Flashcards in Veins Deck (29):
What is the general histological difference between veins and arteries?
Arteries are more developed the veins.
Why are muscles not essential to the function of viens but they are in arteries?
Veins are Low Pressure vessels
Arteries are High Pressure vessels
What is a neurovascular bundle?
The pairing of a Neuron, Artery, and Vein that travel together.
What are veins composed of?
What separates the tunica media and adventitia in a vein?
Nothing, elastic lamina only exists between layers of the artery.
Where are veins found?
What causes you to pass out when you lock your knees?
The collection of blood in the veins.
What percentage of circulating blood volume do capacitance vessels hold?
What does it mean to say veins are more "variable" than arteries?
They slide and move around.
Why is infection a concern in venous circulation?

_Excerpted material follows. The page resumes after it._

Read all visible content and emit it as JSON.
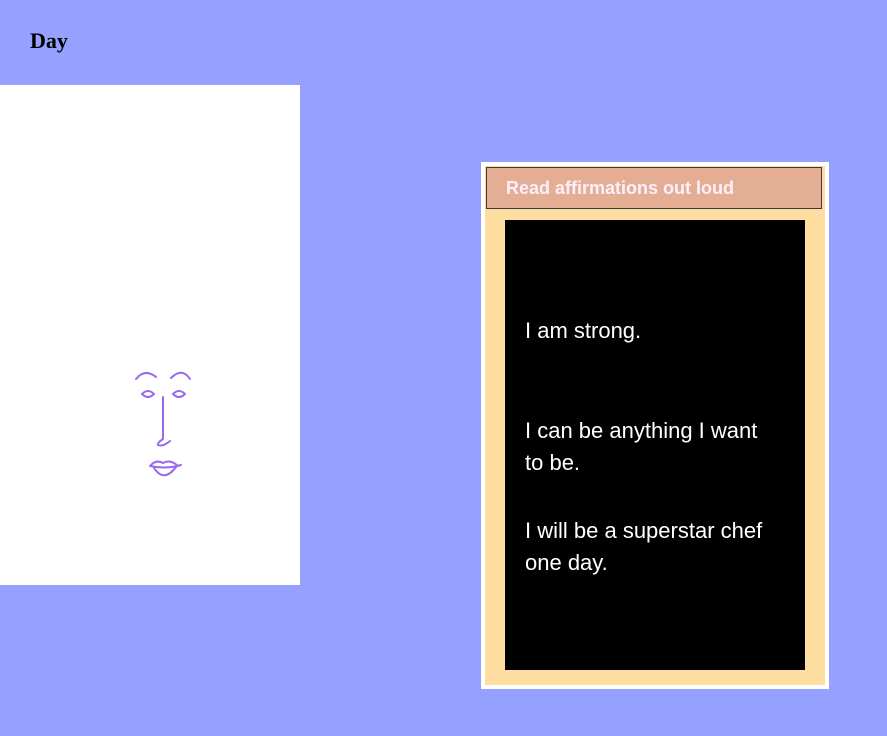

Pooling of blood can increase bacterial growth infecting throughout the venous circulation.
Where do valves arise from?
True or False valves exist in the venous areas of the head and neck?
False, valves do NOT exist in head and neck areas.
What is the function of the External Jugular Veins?
Drains a small portion of Extracranial tissues.
What is the function of the Internal Jugular Vein?
Drains the brain and most of the head and neck tissues.
How is blood collected in the venous collection system?
Both Jugular Veins merge with the subclavian vein to create a brachiocephalic vein and ultimately drain into the superior vena cava to dump into the right atrium.
True or False the facial vein is associated with the internal jugular vein?
Where does the facial vein collect from?
(all kinds of things)
True of False the retromandibular vein is associated with the external jugular vein.
What is the retromandibular vein created by?
Superficial Temporal + Maxillary Veins
Where does the retromandibular vein collect from?
posterior auricular vein
Where are the Venous Sinuses located?
In the Brain.
Where do the Venous Sinuses channel blood?
From the cerebral veins to the internal jugular.
What is the name of the condition that is associated with the Cavernous Sinus?
Cavernous Sinus Thrombosis
What occurs in the vein in Cavernous Sinus Thrombosis?
Bacteria gets lodged in the slow moving vein causing and infected clot.
Where (most likely) does the bacteria come from?
The veins that anastomose with the cavernous sinus drain the teeth.
What symptoms are associated with Cavernous Sinus Thrombosis?
What is diplopia?
What nerve stops functioning causing diplopia?
Cranial Nerve 6